Nevertheless, publicly discussing leadership is rarely, if ever, done at medical staff meetings. The novelty of it is inevitably associated with some personal insecurity. Which means that as I am speaking, there is an element of unease internally. And not infrequently, I wonder if the desire to teach leadership concepts in a public form is of true value. I think it is. It is difficult. It is unusual. But, it does give one the opportunity to self-reflect about whether it's the right thing to do.


Ok, so you want to do something that is hard, unusual, invites criticism, and generates self-doubt? If the answer is yes, the new issue becomes how to persevere. I like quotes that can inspire. I really like Shakespeare. This is one of my favorite quotes from him and worth sharing:


"Our doubts are traitors,


and make us lose the good we oft might win,


by fearing to attempt."


-Measure for Measure


Another quote that buoys me is from Teddy Roosevelt and is recognizable as it is often quoted by athletes after losing a big game:


"It is not the critic who counts; not the man who points out how the strong man stumbles, or where the doer of deeds could have done them better. The credit belongs to the man who is actually in the arena, whose face is marred by dust and sweat and blood; who strives valiantly; who errs, who comes short again and again, because there is no effort without error and shortcoming; but who does actually strive to do the deeds; who knows great enthusiasms, the great devotions; who spends himself in a worthy cause; who at the best knows in the end the triumph of high achievement, and who at the worst, if he fails, at least fails while daring greatly, so that his place shall never be with those cold and timid souls who neither know victory nor defeat."


To be clear, I am not comparing what I am doing in our cancer center to some poor guy getting beat up in a ring.
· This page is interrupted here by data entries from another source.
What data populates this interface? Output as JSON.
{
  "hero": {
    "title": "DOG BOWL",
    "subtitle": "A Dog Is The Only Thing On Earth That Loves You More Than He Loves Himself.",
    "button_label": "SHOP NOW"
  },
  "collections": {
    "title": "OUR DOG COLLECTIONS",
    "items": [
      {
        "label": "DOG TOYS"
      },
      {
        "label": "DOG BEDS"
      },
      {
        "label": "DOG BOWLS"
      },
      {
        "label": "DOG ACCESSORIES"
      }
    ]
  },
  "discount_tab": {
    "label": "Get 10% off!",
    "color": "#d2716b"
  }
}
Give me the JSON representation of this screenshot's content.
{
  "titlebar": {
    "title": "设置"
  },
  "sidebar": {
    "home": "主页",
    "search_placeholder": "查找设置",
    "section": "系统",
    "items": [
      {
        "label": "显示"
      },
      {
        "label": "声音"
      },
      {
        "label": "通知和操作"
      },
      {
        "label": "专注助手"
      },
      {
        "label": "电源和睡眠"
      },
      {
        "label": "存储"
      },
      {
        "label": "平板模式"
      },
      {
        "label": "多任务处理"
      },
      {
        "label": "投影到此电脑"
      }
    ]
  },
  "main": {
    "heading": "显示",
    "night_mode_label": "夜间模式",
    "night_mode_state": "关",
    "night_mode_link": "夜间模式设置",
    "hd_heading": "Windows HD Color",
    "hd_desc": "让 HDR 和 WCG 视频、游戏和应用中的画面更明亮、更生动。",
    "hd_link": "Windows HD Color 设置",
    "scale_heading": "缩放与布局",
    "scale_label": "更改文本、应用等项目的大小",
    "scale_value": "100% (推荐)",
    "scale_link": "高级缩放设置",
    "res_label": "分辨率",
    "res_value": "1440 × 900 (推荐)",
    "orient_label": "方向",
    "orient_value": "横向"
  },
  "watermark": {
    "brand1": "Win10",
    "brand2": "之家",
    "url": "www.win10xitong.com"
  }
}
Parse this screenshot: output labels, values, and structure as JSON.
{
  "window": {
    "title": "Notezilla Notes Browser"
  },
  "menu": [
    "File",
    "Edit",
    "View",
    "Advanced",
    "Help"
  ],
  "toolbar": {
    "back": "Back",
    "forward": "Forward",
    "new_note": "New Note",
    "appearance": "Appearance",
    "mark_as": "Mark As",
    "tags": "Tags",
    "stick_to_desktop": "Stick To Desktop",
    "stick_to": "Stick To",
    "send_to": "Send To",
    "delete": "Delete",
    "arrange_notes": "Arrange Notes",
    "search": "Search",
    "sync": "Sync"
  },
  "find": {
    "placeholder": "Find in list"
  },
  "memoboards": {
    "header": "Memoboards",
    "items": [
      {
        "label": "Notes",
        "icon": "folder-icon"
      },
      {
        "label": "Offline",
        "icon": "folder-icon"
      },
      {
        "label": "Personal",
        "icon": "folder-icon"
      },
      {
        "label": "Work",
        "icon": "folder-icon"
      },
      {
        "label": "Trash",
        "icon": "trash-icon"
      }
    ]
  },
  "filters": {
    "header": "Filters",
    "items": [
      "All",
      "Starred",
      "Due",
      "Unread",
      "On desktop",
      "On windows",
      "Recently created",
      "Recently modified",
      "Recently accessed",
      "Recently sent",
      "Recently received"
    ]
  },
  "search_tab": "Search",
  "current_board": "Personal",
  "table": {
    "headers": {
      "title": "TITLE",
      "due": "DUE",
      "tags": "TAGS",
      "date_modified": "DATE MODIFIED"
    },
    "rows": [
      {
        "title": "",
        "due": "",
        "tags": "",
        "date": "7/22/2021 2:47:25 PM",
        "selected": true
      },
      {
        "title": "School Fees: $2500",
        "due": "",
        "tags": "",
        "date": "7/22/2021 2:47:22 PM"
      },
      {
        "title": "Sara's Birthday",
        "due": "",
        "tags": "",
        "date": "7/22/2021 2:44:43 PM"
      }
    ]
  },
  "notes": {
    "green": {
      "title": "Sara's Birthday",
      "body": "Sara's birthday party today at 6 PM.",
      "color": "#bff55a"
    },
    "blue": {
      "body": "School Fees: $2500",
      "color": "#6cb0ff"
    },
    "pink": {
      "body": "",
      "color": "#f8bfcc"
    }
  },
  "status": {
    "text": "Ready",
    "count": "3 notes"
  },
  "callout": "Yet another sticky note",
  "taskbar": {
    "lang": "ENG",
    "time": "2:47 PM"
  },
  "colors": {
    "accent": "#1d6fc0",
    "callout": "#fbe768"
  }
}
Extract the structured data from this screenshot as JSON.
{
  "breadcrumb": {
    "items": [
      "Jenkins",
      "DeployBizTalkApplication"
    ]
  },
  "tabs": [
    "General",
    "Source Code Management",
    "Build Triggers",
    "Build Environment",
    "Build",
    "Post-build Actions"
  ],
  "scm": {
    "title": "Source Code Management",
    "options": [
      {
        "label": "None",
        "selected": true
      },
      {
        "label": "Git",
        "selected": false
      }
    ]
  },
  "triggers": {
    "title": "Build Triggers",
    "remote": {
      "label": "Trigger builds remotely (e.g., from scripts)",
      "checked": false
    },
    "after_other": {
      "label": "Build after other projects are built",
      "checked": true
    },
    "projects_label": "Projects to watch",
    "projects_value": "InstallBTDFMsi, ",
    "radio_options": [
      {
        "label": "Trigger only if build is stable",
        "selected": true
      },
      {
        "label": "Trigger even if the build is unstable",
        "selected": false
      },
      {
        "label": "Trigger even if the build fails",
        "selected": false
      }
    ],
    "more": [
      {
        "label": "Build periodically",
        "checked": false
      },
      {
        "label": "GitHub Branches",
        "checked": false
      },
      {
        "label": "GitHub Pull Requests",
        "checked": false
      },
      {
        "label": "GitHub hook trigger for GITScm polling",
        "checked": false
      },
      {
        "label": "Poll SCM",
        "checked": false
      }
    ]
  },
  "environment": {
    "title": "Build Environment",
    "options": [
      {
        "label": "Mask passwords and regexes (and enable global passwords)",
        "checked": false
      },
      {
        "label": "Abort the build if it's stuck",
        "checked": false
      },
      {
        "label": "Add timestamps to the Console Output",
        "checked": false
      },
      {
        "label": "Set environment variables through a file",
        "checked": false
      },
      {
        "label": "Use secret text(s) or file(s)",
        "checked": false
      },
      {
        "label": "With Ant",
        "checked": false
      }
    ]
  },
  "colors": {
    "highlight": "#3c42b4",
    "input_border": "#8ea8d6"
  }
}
I am simply saying that trying something new can be filled with doubt and anxiety. The key to putting such doubt away, at least for me, is a few things.


First, you need to believe that the new idea is the right thing to do. I am not sure how we develop a sense for what the right thing to do actually is, but most of us simply know it. Second, you need to be committed to the concept. In this case, I have thought about leadership development a great deal over the past few years. Having the privilege of writing this column has strengthened my own personal desire for self-improvement, and to learn as much as I possibly can about leadership. I have come to believe that one of my responsibilities is to elevate the conversation in our cancer center about this topic. I believe it is the right thing for me to do. So, as imperfect or flawed as my tactics may be, I am going to continue to do it.


But most importantly, you need to be OK with trying something new and being criticized for your efforts. You cannot let your doubts overwhelm your ability to make the attempt-at whatever you are trying to achieve. You cannot let critics rule the day. Sometimes you need to be the person in the ring, succeeding or failing, but at least giving it a go.


You need to be comfortable in your own skin. You need to be ok with people thinking you are different. Indeed, you need to be different. Being different in a society that seems to value conformity is difficult. But, if you want to do something novel, you need to be OK with being a bit of an oddball-being different. You need to embrace the difference.


For me, it's an exploration into the unknown. I will continue to provide follow-up about teaching leadership principles and the progress, or lack thereof, in my quest. I am learning as I go. But the theme for the day is that if you truly believe that whatever you are doing is the right thing to do, you are probably correct. Try not to allow self-doubt to get in the way of making the attempt. Just remember that as Shakespeare reminds us, "our doubts are traitors."


BRIAN J. BOLWELL, MD, FACP, is Chairman of the Taussig Cancer Institute and Professor of Medicine at the Cleveland Clinic Lerner School of Medicine. Cleveland Clinic is a top 10 cancer hospital according to U.S. News & World Report.


Straight Talk: Today's Cancer Centers

Brian J. Bolwell, MD... - Click to enlarge in new windowBrian J. Bolwell, MD, FACP. Brian J. Bolwell, MD, FACP